shoveling a tall roofAfter all of these years in the ice dam, roofing and remodeling industries I still find myself coming back to this natural law in home maintenance: The solution is always about the budget. If you have a lot to spend you will choose one path, if you have a tighter wallet you will choose another. In terms of ice dams, I’m afraid there aren’t always ‘cheap’ solutions. Homeowners must sometimes choose from the lesser of three evils: 1) Spend a lot on architectural enhancements, 2) Spend a lot on professional roof shoveling or risk a lot doing it themselves or, 3) Spend a fair amount on heat cables. The average self-regulating heat cable system we install in the Minneapolis area runs between $1,000 and $2,000.

My advice to anyone considering heat cable for ice dam prevention is to either install a high-quality, self-regulating heat cable or skip it altogether. Constant wattage heat cable is a total waste of money. Worse, it can create a false sense of security for people who have most likely already had a bad relationship with ice dams in the past.

Next week I will be writing a follow-up post that discusses how to install a long-lasting heat cable system, including design, materials, expected costs and installation tips.

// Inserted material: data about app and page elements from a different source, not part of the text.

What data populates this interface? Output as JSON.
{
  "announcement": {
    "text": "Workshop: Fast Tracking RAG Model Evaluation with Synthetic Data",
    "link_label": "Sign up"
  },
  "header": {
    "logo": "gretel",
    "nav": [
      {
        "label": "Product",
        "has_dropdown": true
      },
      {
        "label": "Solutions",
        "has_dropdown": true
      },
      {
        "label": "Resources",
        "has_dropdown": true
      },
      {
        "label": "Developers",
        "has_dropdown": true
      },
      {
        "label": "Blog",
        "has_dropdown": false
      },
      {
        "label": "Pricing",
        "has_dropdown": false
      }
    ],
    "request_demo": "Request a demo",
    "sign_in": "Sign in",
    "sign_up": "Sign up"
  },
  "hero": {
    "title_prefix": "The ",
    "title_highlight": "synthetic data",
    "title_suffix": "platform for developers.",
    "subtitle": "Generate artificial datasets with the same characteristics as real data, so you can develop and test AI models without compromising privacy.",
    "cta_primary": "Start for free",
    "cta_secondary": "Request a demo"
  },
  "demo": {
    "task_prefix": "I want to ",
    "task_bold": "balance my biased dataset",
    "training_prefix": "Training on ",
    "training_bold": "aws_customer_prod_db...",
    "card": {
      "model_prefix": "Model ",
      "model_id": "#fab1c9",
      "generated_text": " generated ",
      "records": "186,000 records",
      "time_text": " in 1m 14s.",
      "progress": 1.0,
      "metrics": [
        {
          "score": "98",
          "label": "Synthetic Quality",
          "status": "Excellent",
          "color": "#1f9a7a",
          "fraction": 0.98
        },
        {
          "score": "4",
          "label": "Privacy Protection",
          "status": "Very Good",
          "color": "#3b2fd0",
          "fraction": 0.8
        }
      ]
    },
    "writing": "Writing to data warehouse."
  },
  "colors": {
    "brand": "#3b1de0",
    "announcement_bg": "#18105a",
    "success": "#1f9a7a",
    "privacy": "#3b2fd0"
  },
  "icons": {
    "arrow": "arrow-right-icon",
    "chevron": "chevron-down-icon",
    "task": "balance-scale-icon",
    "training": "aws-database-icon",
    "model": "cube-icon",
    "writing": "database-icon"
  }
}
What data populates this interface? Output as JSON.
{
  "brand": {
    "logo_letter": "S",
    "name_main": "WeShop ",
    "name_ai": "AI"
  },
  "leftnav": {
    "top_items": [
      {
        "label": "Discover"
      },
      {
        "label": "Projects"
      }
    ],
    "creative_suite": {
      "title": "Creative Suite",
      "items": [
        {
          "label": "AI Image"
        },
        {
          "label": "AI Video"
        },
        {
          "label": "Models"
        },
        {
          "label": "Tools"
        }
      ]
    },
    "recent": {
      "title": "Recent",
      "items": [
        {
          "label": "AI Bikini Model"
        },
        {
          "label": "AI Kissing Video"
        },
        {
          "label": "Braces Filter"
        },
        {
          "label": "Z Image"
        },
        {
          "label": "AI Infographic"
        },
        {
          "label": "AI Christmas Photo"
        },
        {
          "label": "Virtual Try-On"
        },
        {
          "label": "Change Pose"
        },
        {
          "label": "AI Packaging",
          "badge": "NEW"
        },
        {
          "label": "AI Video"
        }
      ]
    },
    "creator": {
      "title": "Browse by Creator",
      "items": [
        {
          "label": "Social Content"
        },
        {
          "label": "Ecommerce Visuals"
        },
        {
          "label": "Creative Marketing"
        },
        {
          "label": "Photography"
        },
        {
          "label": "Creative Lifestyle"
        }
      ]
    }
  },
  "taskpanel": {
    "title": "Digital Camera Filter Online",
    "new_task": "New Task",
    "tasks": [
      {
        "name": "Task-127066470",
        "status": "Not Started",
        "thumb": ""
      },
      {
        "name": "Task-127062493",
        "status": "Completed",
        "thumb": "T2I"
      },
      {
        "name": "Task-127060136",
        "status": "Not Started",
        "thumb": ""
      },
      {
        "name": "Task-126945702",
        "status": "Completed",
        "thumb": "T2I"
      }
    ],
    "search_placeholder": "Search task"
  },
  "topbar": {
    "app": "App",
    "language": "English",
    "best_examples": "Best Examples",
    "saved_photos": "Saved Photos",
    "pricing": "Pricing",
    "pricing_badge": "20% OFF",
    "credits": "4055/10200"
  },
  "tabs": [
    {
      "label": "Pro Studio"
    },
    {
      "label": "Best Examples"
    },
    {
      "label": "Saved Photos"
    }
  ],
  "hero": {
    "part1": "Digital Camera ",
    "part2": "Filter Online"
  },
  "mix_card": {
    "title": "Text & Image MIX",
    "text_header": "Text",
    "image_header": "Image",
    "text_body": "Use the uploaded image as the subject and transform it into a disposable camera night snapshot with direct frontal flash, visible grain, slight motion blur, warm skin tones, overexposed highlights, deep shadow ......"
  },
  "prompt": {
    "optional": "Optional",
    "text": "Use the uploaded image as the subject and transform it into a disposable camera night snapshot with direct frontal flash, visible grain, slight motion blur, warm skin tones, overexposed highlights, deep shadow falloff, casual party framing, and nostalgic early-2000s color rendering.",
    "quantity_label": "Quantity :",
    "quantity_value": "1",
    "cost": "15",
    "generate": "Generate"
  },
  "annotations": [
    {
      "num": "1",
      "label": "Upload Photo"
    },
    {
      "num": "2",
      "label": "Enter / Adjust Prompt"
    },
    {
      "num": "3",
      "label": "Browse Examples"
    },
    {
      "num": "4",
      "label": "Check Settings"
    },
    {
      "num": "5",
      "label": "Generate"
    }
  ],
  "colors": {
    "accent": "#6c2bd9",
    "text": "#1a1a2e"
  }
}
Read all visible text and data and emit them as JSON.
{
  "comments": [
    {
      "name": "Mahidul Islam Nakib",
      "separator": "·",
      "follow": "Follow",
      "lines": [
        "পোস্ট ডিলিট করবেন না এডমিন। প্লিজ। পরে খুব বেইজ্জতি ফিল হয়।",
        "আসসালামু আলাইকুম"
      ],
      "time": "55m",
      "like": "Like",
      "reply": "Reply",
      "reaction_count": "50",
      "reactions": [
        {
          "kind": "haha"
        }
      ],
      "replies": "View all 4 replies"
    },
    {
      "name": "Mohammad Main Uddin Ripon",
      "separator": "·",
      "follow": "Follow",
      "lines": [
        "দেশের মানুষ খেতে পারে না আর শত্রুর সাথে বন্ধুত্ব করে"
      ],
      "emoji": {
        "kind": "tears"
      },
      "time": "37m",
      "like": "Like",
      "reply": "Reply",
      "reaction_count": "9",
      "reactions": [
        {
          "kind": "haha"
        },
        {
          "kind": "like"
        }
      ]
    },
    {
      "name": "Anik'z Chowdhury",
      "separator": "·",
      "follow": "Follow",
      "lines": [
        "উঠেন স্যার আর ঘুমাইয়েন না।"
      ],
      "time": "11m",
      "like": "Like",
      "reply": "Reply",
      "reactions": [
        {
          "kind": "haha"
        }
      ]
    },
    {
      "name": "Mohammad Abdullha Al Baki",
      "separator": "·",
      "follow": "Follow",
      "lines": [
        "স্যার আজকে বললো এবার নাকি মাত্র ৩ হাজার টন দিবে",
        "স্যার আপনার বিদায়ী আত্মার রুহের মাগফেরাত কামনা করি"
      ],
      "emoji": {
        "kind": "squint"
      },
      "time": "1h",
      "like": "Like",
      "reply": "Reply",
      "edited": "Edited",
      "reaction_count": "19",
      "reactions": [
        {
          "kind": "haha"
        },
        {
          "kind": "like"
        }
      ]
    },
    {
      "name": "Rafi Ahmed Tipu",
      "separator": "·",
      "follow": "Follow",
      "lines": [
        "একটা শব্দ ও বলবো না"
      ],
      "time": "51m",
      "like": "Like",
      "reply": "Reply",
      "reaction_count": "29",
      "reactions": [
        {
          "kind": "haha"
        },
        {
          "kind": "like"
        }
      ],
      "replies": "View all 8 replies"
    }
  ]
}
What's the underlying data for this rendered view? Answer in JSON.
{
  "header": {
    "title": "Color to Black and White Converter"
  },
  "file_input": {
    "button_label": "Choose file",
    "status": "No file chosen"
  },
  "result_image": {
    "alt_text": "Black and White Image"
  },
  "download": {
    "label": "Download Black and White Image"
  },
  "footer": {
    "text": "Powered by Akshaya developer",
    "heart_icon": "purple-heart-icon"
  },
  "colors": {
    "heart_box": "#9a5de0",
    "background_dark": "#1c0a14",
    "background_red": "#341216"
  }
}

Related post: Should you install heat cables to prevent ice dams?